No, I’m not joking. Every day, from the time you get up in the morning until the time you go to sleep at night, you are taking solos-language solos for our purposes, English solos, the language you are reading and understanding right now. Unless you’ve written and memorized a script the night before, every word you say during the day is said as a result of something you happen to be, thinking or in response to something said to you. You might start a conversation by saying ‘How are you?,’ or you might respond to same question that is asked of you by saying ‘I’m fine.’ Clear question, clear answer.
You can do this because you understand every word that you say and every word that is said to you. In fact, when you are speaking, you rarely think about each individual word. You don’t have to anymore. You know how to combine the sounds of the language into words, phrases and sentences that ape understood by people who speak the same language. If you can’t find the exact word to convey what you are trying to say, you can either ask for help or go and look it up yourself. If someone says something that you don’t quite understand, you can ask them to say it in different ways until you understand it perfectly. No problem. You’ve been taking language solos for years!

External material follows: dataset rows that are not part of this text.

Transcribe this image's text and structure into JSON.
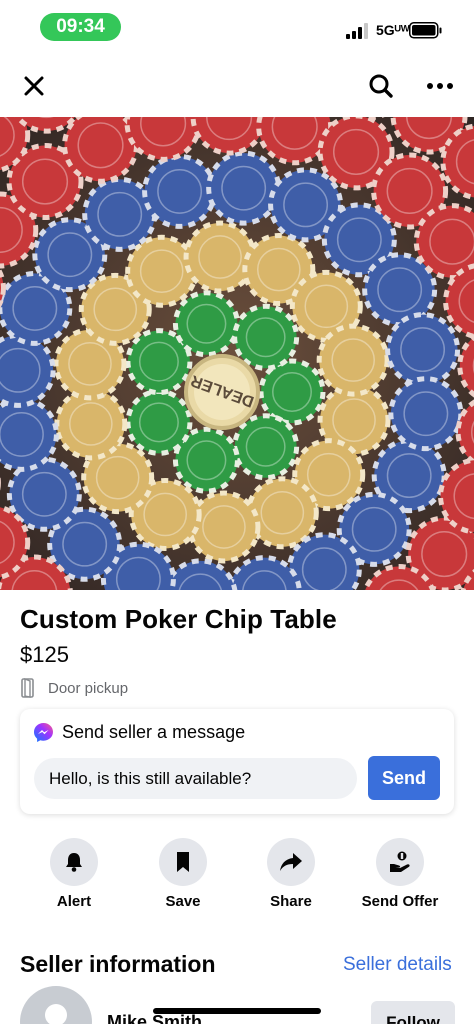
{
  "status_bar": {
    "time": "09:34",
    "network": "5Gᵁᵂ",
    "time_pill_color": "#34c759"
  },
  "top_nav": {
    "close_icon": "close-icon",
    "search_icon": "search-icon",
    "more_icon": "more-icon"
  },
  "hero": {
    "image_label": "DEALER"
  },
  "listing": {
    "title": "Custom Poker Chip Table",
    "price": "$125",
    "pickup": "Door pickup"
  },
  "message": {
    "heading": "Send seller a message",
    "input_value": "Hello, is this still available?",
    "send_label": "Send",
    "accent": "#3a6fdb"
  },
  "actions": [
    {
      "label": "Alert",
      "icon": "bell-icon"
    },
    {
      "label": "Save",
      "icon": "bookmark-icon"
    },
    {
      "label": "Share",
      "icon": "share-icon"
    },
    {
      "label": "Send Offer",
      "icon": "offer-icon"
    }
  ],
  "seller": {
    "heading": "Seller information",
    "details_link": "Seller details",
    "name": "Mike Smith",
    "follow_label": "Follow"
  }
}
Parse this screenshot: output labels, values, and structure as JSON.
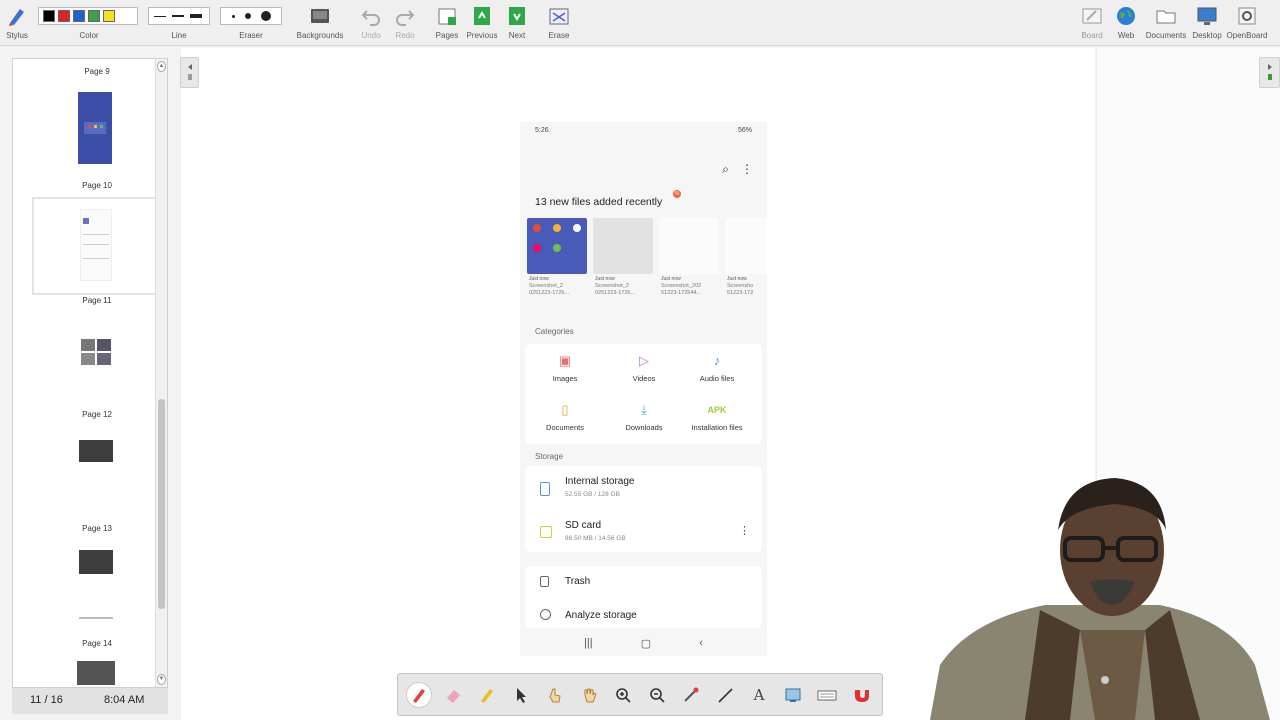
{
  "toolbar": {
    "stylus": "Stylus",
    "color": "Color",
    "line": "Line",
    "eraser": "Eraser",
    "backgrounds": "Backgrounds",
    "undo": "Undo",
    "redo": "Redo",
    "pages": "Pages",
    "previous": "Previous",
    "next": "Next",
    "erase": "Erase",
    "board": "Board",
    "web": "Web",
    "documents": "Documents",
    "desktop": "Desktop",
    "openboard": "OpenBoard",
    "colors": [
      "#000000",
      "#e02020",
      "#1f5fd0",
      "#3aa04a",
      "#f2e21c"
    ]
  },
  "sidebar": {
    "pages": [
      "Page 9",
      "Page 10",
      "Page 11",
      "Page 12",
      "Page 13",
      "Page 14"
    ],
    "page_counter": "11 / 16",
    "clock": "8:04 AM"
  },
  "phone": {
    "status_time": "5:26",
    "status_battery": "56%",
    "recent_title": "13 new files added recently",
    "badge": "N",
    "recent_files": [
      {
        "when": "Just now",
        "name": "Screenshot_2",
        "name2": "0251223-1726..."
      },
      {
        "when": "Just now",
        "name": "Screenshot_2",
        "name2": "0251223-1726..."
      },
      {
        "when": "Just now",
        "name": "Screenshot_202",
        "name2": "51223-172544..."
      },
      {
        "when": "Just now",
        "name": "Screensho",
        "name2": "51223-172"
      }
    ],
    "categories_label": "Categories",
    "categories": [
      "Images",
      "Videos",
      "Audio files",
      "Documents",
      "Downloads",
      "Installation files"
    ],
    "apk_label": "APK",
    "storage_label": "Storage",
    "internal_name": "Internal storage",
    "internal_size": "52.55 GB / 128 GB",
    "sd_name": "SD card",
    "sd_size": "86.50 MB / 14.56 GB",
    "trash": "Trash",
    "analyze": "Analyze storage"
  }
}
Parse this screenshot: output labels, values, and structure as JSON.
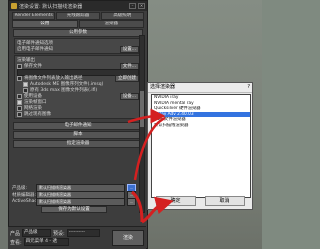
{
  "dialog": {
    "title": "渲染设置: 默认扫描线渲染器",
    "tabs_top": [
      "Render Elements",
      "光线跟踪器",
      "高级照明"
    ],
    "tabs_bottom": [
      "公用",
      "渲染器"
    ],
    "rollout_common": "公用参数",
    "email_section": {
      "options_label": "电子邮件通知选项",
      "save_notify_label": "启用电子邮件通知",
      "btn_label": "设置..."
    },
    "render_output": {
      "heading": "渲染输出",
      "save_file_label": "保存文件",
      "files_btn": "文件...",
      "device_label": "将图像文件列表放入输出路径",
      "create_now_btn": "立即创建",
      "autodesk_label": "Autodesk ME 图像序列文件(.imsq)",
      "legacy_label": "原有 3ds max 图像文件列表(.ifl)",
      "use_device_label": "使用设备",
      "devices_btn": "设备...",
      "frame_window_label": "渲染帧窗口",
      "net_render_label": "网络渲染",
      "skip_label": "跳过现有图像"
    },
    "rollouts": [
      "电子邮件通知",
      "脚本",
      "指定渲染器"
    ],
    "assign": {
      "production_label": "产品级:",
      "production_value": "默认扫描线渲染器",
      "material_label": "材质编辑器:",
      "material_value": "默认扫描线渲染器",
      "activeshade_label": "ActiveShade:",
      "activeshade_value": "默认扫描线渲染器",
      "dots": "...",
      "save_defaults_btn": "保存为默认设置"
    },
    "bottom": {
      "product_label": "产品",
      "product_value": "产品级",
      "preset_label": "预设:",
      "preset_value": "----------",
      "view_label": "查看:",
      "view_value": "四元菜单 4 - 透",
      "render_btn": "渲染"
    }
  },
  "choose_dialog": {
    "title": "选择渲染器",
    "close": "?",
    "items": [
      {
        "label": "NVIDIA iray",
        "selected": false
      },
      {
        "label": "NVIDIA mental ray",
        "selected": false
      },
      {
        "label": "Quicksilver 硬件渲染器",
        "selected": false
      },
      {
        "label": "V-Ray Adv 2.40.03",
        "selected": true
      },
      {
        "label": "VUE 文件渲染器",
        "selected": false
      },
      {
        "label": "默认扫描线渲染器",
        "selected": false
      }
    ],
    "ok_label": "确定",
    "cancel_label": "取消"
  },
  "colors": {
    "highlight": "#3373e0",
    "arrow": "#d42020"
  }
}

If you can think it, you can say it. If you can hear it and understand it, you can respond to it.
The building blocks that create both spoken and musical languages are very similar. Check out this list.
1. Both use the same alphabet. English uses A to Z. Music uses A to G.
2. Both can be written down and read by others.
3. Both have a basic vocabulary. English has simple words. Music has simple scales and triads-a, basic sonic vocabulary.
4. Both have expanded vocabularies that add clarity, variety and impact to what you are saying or playing. English has ‘big words.’ Music has exotic-sounding scales and chords.
5. Both require that things be spelled a specific way to be understood. The word bass is alwaysspelled b-a-s-s. An F chord is always spelled F-A-C.
6. English has phrases. Music has melodic and rhythmic phrases.
7. English has statements. Music has the melody.
8. English has stories. Music has songs.
9. Stories have paragraphs that divide them up. Songs have sections that divide them up-the intro, letter A, letter B, coda.
10. Eng1ish has dialects. You can tell if someone is from Tennessee or New York! Music has styles.
11. Plays have scripts that you memorize. Our music has chord progressions, bass lines and solos,that you memorize. As your sonic vocabulary and your technique on the bass grow, you’ll be, able to write your own scripts using every ounce of creativity you have.
Your ability to communicate clearly, effectively and creatively depends entirely upon how well you understand the language you are speaking. Our language, as musicians, is the language of music. This Book was written to help you to enhance you ability to think, speak, hear and understand the language of music on the bass.
Serious Electric Bass: The Bass Player’s Complete Guide to Scales and Chords available at Amazon.com